Sectors within agriculture, including large commodity crops such as soy or wheat, have greater access to technology and tools that support sustainable farming practices and efforts to reduce emissions. The size of their growing operations support larger investments in environmental, social and governance (ESG) measures and participation in voluntary carbon markets.
As farmers implement sustainable practices, they can generate carbon offsets – or reductions of greenhouse gas emissions, measured by the metric ton. These carbon offsets can be used as a means of mitigating the farm’s own carbon footprint or sold in a voluntary market to another organization seeking to mitigate its footprint.
Farmers use carbon offsets to finance more sustainable tools and practices, which can increase product quality and yield for farmers. These practices can have a ripple effect, not only opening increased economic opportunities for the farmer, but creating a safer working environment and ultimately supporting a cleaner, more vibrant planet for all.
That’s all to the good, but there’s a catch.
Small and medium farmers have largely been left out of the lucrative opportunities posed by voluntary carbon markets, which are estimated to reach $50 billion in value by 2030. That includes farmers who comprise the $1.3 trillion global produce sector, many of whom are willing – and eager – to participate if they had proper guidance and resources.
In fact, a recent feasibility study, revealed that produce growers were well poised to become participants in the global carbon market as they were already performing several of the sustainable practices needed to achieve full decarbonization.
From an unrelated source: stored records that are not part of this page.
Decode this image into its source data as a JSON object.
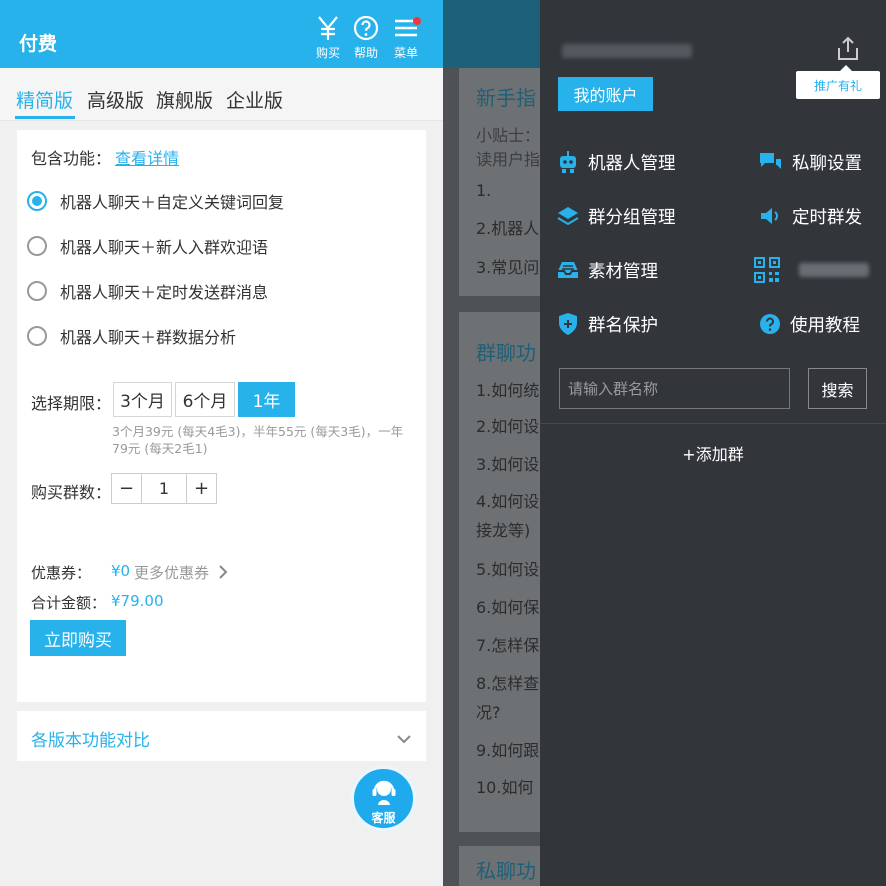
{
  "header": {
    "title": "付费",
    "buy_label": "购买",
    "help_label": "帮助",
    "menu_label": "菜单",
    "colors": {
      "primary": "#27b2ec",
      "badge": "#ec3a3a"
    }
  },
  "tabs": [
    "精简版",
    "高级版",
    "旗舰版",
    "企业版"
  ],
  "active_tab": "精简版",
  "features": {
    "label": "包含功能：",
    "link": "查看详情",
    "options": [
      {
        "text": "机器人聊天＋自定义关键词回复",
        "selected": true
      },
      {
        "text": "机器人聊天＋新人入群欢迎语",
        "selected": false
      },
      {
        "text": "机器人聊天＋定时发送群消息",
        "selected": false
      },
      {
        "text": "机器人聊天＋群数据分析",
        "selected": false
      }
    ]
  },
  "period": {
    "label": "选择期限：",
    "options": [
      "3个月",
      "6个月",
      "1年"
    ],
    "selected": "1年",
    "note": "3个月39元 (每天4毛3)，半年55元 (每天3毛)，一年79元 (每天2毛1)"
  },
  "quantity": {
    "label": "购买群数：",
    "minus": "−",
    "value": "1",
    "plus": "+"
  },
  "coupon": {
    "label": "优惠券：",
    "value": "¥0",
    "more": "更多优惠券"
  },
  "total": {
    "label": "合计金额：",
    "value": "¥79.00"
  },
  "buy_button": "立即购买",
  "compare": "各版本功能对比",
  "support": "客服",
  "background_page": {
    "heading_1": "新手指",
    "tip_lines": [
      "小贴士：",
      "读用户指"
    ],
    "items_1": [
      "1.",
      "2.机器人",
      "3.常见问"
    ],
    "heading_2": "群聊功",
    "items_2": [
      "1.如何统",
      "2.如何设",
      "3.如何设",
      "4.如何设",
      "接龙等)",
      "5.如何设",
      "6.如何保",
      "7.怎样保",
      "8.怎样查",
      "况?",
      "9.如何跟",
      "10.如何"
    ],
    "heading_3": "私聊功"
  },
  "drawer": {
    "promo": "推广有礼",
    "account": "我的账户",
    "menu": [
      {
        "label": "机器人管理",
        "icon": "robot-icon"
      },
      {
        "label": "私聊设置",
        "icon": "chat-bubbles-icon"
      },
      {
        "label": "群分组管理",
        "icon": "layers-icon"
      },
      {
        "label": "定时群发",
        "icon": "speaker-icon"
      },
      {
        "label": "素材管理",
        "icon": "inbox-icon"
      },
      {
        "label": "",
        "icon": "qr-code-icon"
      },
      {
        "label": "群名保护",
        "icon": "shield-icon"
      },
      {
        "label": "使用教程",
        "icon": "help-icon"
      }
    ],
    "search_placeholder": "请输入群名称",
    "search_button": "搜索",
    "add_group": "+添加群"
  }
}
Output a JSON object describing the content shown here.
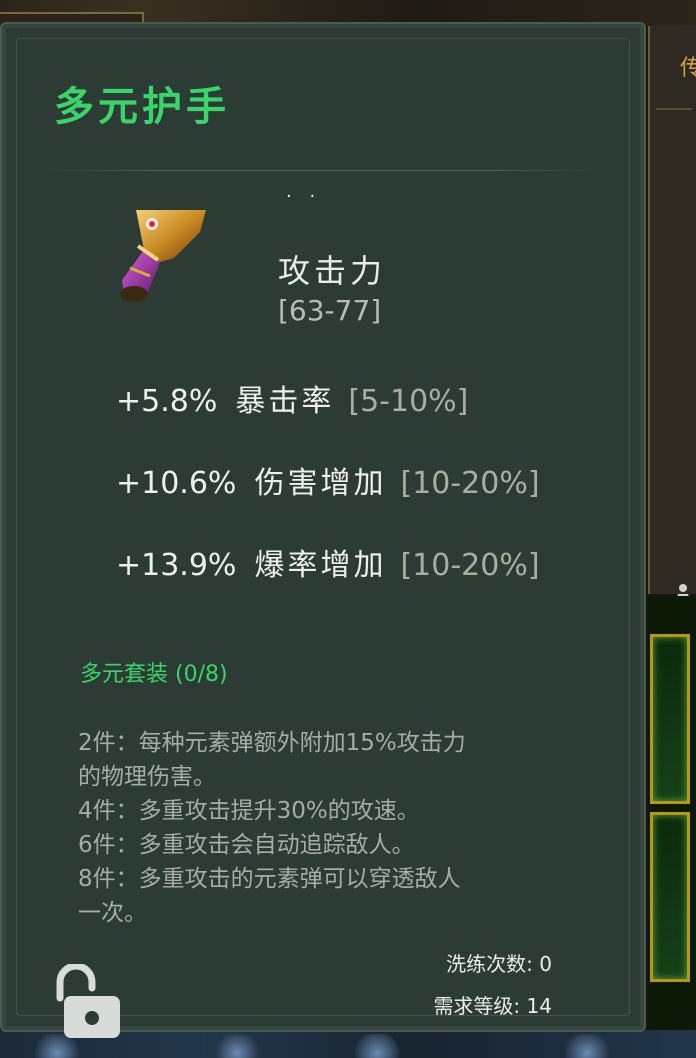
{
  "item": {
    "name": "多元护手",
    "base_stat_name": "攻击力",
    "base_stat_range": "[63-77]",
    "top_dots": "· ·"
  },
  "affixes": [
    {
      "value": "+5.8%",
      "name": "暴击率",
      "range": "[5-10%]"
    },
    {
      "value": "+10.6%",
      "name": "伤害增加",
      "range": "[10-20%]"
    },
    {
      "value": "+13.9%",
      "name": "爆率增加",
      "range": "[10-20%]"
    }
  ],
  "set": {
    "title": "多元套装 (0/8)",
    "lines": [
      "2件：每种元素弹额外附加15%攻击力",
      "的物理伤害。",
      "4件：多重攻击提升30%的攻速。",
      "6件：多重攻击会自动追踪敌人。",
      "8件：多重攻击的元素弹可以穿透敌人",
      "一次。"
    ]
  },
  "footer": {
    "refine_label": "洗练次数:",
    "refine_value": "0",
    "level_label": "需求等级:",
    "level_value": "14"
  },
  "side_panel": {
    "tab_char": "传"
  },
  "icons": {
    "item": "gauntlet-icon",
    "lock": "unlocked-padlock-icon",
    "side": "character-icon"
  },
  "colors": {
    "title": "#39d46a",
    "set_title": "#3bd46b",
    "panel_bg": "#2c3c34"
  }
}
The architects and investors of carbon markets have found the complexity of highly perishable food a challenge and to produce farmers into the fold. However, with the proper roadmap and support, growers can implement additional carbon-smart practices to meet the rigorous international standards of carbon verification.
There is a need to create more specialized resources for produce farmers. Carbon markets represent a pathway to a more profitable sustainable agricultural sector and produce growers should be an integral part of those efforts. The agricultural sector holds a great potential for being a cost-effective mitigation strategy for climate change, increasing productivity and enhancing resilience.
The ability to harness this potential will depend on our ability to continue developing new specialized technologies and strategies for the produce industry—rather than retrofit solutions from other sectors that are not built to address the unique complexities and challenges of the produce sector and supply chain.
Instead of sidelining produce farmers, we need to bring them to the frontlines of carbon markets, opening the opportunity to make vital revenue and create a more resilient future – all while participating in the global effort to mitigate climate change.